*** DATA TO PROCESS Section Begins ***
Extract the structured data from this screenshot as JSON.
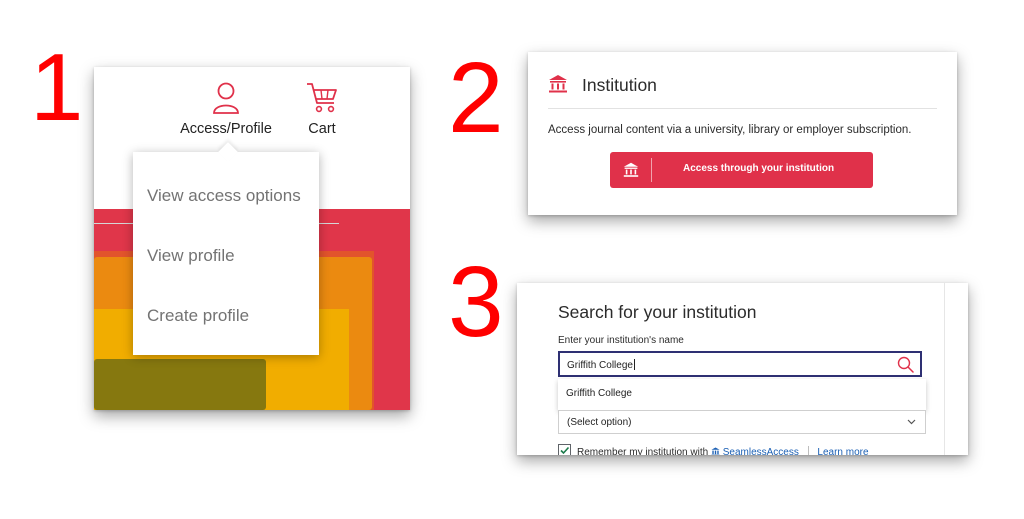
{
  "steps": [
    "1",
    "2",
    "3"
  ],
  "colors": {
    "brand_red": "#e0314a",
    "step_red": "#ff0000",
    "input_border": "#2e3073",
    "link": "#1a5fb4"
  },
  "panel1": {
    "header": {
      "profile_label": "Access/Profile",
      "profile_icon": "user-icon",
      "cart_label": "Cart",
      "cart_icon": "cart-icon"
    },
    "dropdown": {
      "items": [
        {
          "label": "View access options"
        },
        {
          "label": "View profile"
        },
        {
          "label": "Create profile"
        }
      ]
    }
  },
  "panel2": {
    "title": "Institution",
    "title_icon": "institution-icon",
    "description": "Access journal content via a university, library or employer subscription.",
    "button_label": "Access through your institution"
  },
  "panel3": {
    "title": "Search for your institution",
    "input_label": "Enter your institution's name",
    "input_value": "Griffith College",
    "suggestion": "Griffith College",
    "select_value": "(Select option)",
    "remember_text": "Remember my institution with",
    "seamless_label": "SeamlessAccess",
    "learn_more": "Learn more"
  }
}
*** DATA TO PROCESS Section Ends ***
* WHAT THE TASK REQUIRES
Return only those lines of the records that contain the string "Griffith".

* ANSWER FOR THIS EXERCISE
    "input_value": "Griffith College",
    "suggestion": "Griffith College",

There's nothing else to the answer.